[[ Material provided, beginning ]]
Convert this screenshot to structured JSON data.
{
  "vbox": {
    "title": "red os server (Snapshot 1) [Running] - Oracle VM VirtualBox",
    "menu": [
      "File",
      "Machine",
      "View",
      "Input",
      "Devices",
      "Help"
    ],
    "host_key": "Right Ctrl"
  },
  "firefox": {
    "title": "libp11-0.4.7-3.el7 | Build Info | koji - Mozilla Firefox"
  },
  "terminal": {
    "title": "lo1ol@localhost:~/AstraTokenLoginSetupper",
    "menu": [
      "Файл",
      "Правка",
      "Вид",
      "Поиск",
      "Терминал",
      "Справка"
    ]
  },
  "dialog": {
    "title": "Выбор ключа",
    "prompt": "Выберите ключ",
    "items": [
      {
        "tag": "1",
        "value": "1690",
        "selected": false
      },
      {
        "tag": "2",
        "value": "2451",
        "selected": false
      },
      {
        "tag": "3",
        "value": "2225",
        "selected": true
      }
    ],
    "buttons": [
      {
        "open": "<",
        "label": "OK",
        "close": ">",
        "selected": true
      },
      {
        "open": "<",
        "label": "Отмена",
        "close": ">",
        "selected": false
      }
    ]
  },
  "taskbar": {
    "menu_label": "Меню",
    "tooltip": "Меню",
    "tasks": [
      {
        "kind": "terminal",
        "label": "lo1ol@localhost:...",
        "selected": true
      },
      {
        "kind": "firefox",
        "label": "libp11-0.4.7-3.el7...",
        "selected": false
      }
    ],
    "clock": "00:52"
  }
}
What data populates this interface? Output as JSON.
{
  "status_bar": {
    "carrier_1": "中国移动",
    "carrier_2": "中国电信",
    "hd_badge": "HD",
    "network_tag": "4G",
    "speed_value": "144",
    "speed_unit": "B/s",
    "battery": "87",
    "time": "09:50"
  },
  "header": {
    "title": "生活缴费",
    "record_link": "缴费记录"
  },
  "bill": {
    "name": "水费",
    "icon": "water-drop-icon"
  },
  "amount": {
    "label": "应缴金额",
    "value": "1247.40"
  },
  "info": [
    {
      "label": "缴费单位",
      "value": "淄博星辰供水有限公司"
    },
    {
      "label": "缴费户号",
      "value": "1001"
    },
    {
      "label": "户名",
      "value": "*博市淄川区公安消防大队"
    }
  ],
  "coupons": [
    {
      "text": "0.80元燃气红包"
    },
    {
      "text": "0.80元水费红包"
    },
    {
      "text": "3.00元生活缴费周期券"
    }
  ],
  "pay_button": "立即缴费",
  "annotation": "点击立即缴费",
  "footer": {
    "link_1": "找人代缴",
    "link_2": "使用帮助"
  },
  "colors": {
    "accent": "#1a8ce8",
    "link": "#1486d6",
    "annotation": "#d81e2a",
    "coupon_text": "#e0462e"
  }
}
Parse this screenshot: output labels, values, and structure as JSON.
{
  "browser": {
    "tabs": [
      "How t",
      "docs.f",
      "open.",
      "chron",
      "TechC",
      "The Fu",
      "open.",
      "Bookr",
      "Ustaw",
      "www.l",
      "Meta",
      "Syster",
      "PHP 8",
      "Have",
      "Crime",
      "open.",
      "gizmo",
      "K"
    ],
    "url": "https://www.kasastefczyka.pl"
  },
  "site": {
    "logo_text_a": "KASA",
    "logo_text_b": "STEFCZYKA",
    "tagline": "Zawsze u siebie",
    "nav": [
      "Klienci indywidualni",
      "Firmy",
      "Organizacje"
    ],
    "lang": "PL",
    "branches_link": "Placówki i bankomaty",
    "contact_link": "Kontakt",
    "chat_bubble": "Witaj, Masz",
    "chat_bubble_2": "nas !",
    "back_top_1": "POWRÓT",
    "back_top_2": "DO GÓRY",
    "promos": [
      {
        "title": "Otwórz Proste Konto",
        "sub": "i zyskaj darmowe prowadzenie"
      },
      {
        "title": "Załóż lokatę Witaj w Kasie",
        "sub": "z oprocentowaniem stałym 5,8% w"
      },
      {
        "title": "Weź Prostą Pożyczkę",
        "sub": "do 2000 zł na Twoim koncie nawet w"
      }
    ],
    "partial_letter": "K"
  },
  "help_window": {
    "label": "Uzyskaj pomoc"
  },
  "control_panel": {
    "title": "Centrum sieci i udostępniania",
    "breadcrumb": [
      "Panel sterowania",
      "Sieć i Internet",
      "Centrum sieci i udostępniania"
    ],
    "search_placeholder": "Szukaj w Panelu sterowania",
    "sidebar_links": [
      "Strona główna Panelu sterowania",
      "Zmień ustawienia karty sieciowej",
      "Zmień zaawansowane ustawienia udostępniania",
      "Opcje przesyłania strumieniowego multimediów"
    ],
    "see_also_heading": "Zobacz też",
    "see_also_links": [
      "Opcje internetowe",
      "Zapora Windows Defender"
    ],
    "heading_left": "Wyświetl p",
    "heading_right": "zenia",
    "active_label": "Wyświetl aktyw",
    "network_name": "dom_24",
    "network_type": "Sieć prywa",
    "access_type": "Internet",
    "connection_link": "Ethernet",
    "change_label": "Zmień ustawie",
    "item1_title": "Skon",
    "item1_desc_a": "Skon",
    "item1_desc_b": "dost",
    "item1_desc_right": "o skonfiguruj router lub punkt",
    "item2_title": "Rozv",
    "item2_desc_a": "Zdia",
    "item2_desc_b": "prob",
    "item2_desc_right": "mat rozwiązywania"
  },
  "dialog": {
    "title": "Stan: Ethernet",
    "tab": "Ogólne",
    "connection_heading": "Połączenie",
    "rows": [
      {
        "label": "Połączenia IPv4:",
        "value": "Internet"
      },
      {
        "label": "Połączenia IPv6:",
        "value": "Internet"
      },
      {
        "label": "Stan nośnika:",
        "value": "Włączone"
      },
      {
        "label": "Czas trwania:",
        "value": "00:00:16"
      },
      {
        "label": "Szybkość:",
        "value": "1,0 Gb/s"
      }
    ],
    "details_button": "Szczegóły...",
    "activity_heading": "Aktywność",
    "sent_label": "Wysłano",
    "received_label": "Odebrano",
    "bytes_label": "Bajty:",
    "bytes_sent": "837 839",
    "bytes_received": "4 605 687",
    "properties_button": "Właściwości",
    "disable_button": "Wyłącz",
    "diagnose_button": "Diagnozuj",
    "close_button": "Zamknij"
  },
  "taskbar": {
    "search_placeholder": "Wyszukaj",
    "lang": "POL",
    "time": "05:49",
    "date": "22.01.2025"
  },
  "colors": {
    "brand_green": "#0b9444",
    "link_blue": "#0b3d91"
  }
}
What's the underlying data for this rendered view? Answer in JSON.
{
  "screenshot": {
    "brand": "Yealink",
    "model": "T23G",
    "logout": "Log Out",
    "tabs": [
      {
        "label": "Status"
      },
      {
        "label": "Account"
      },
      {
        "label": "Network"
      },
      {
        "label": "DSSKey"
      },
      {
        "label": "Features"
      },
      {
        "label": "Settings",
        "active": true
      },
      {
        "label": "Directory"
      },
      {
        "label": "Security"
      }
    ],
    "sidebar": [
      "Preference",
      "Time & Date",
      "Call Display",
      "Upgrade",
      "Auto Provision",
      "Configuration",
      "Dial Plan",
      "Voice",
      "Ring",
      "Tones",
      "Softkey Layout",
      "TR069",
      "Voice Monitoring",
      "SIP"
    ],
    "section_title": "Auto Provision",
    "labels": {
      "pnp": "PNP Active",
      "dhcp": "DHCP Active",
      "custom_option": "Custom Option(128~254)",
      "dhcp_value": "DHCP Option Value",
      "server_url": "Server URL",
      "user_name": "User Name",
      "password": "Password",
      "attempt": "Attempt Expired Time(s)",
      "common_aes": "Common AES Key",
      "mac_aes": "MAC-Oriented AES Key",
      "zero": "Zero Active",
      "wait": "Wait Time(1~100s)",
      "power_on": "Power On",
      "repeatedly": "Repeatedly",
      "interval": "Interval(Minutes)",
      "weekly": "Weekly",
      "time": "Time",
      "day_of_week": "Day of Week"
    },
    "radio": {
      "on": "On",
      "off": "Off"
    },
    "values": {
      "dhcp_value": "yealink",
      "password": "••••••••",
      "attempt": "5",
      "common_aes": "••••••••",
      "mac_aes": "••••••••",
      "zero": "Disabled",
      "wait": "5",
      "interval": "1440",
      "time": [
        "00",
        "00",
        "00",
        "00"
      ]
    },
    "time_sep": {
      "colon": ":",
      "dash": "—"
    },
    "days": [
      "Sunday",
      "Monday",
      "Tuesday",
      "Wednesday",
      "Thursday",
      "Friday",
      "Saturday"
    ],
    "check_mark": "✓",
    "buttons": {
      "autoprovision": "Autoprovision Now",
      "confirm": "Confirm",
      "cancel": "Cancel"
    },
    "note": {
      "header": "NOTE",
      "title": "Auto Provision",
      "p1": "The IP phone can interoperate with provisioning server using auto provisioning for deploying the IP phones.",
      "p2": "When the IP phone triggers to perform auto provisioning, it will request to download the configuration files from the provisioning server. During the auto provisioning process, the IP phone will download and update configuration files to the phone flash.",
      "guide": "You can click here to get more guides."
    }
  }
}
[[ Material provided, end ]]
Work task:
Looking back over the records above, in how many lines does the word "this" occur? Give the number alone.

Task response:
4